## Exercise instructions
Give the entries again, exactly as they stand.

## Task material
----------------------------------------

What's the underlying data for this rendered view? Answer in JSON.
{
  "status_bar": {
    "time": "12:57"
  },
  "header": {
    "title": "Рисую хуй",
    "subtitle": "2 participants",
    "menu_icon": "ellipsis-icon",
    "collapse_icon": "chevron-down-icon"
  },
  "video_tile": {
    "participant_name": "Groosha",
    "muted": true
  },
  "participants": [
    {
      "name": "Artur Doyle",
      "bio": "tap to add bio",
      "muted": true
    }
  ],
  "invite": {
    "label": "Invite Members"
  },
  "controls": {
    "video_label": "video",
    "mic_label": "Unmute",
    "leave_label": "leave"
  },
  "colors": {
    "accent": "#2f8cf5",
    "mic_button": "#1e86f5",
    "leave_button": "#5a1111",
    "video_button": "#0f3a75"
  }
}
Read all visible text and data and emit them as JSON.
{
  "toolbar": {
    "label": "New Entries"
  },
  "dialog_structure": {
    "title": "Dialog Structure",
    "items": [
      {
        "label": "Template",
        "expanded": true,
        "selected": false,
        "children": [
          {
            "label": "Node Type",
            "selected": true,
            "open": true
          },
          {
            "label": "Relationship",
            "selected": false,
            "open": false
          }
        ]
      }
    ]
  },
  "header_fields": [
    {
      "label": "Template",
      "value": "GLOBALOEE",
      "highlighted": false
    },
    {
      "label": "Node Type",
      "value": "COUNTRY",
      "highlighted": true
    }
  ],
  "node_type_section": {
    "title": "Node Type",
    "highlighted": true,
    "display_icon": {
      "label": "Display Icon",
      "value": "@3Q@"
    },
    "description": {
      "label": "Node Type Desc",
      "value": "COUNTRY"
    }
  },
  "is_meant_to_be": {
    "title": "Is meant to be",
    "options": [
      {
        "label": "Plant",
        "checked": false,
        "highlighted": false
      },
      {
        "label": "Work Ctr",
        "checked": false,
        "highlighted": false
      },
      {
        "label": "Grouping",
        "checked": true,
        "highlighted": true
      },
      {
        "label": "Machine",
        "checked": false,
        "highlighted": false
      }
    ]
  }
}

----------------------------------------

## Response to this exercise
What's the underlying data for this rendered view? Answer in JSON.
{
  "status_bar": {
    "time": "12:57"
  },
  "header": {
    "title": "Рисую хуй",
    "subtitle": "2 participants",
    "menu_icon": "ellipsis-icon",
    "collapse_icon": "chevron-down-icon"
  },
  "video_tile": {
    "participant_name": "Groosha",
    "muted": true
  },
  "participants": [
    {
      "name": "Artur Doyle",
      "bio": "tap to add bio",
      "muted": true
    }
  ],
  "invite": {
    "label": "Invite Members"
  },
  "controls": {
    "video_label": "video",
    "mic_label": "Unmute",
    "leave_label": "leave"
  },
  "colors": {
    "accent": "#2f8cf5",
    "mic_button": "#1e86f5",
    "leave_button": "#5a1111",
    "video_button": "#0f3a75"
  }
}
Read all visible text and data and emit them as JSON.
{
  "toolbar": {
    "label": "New Entries"
  },
  "dialog_structure": {
    "title": "Dialog Structure",
    "items": [
      {
        "label": "Template",
        "expanded": true,
        "selected": false,
        "children": [
          {
            "label": "Node Type",
            "selected": true,
            "open": true
          },
          {
            "label": "Relationship",
            "selected": false,
            "open": false
          }
        ]
      }
    ]
  },
  "header_fields": [
    {
      "label": "Template",
      "value": "GLOBALOEE",
      "highlighted": false
    },
    {
      "label": "Node Type",
      "value": "COUNTRY",
      "highlighted": true
    }
  ],
  "node_type_section": {
    "title": "Node Type",
    "highlighted": true,
    "display_icon": {
      "label": "Display Icon",
      "value": "@3Q@"
    },
    "description": {
      "label": "Node Type Desc",
      "value": "COUNTRY"
    }
  },
  "is_meant_to_be": {
    "title": "Is meant to be",
    "options": [
      {
        "label": "Plant",
        "checked": false,
        "highlighted": false
      },
      {
        "label": "Work Ctr",
        "checked": false,
        "highlighted": false
      },
      {
        "label": "Grouping",
        "checked": true,
        "highlighted": true
      },
      {
        "label": "Machine",
        "checked": false,
        "highlighted": false
      }
    ]
  }
}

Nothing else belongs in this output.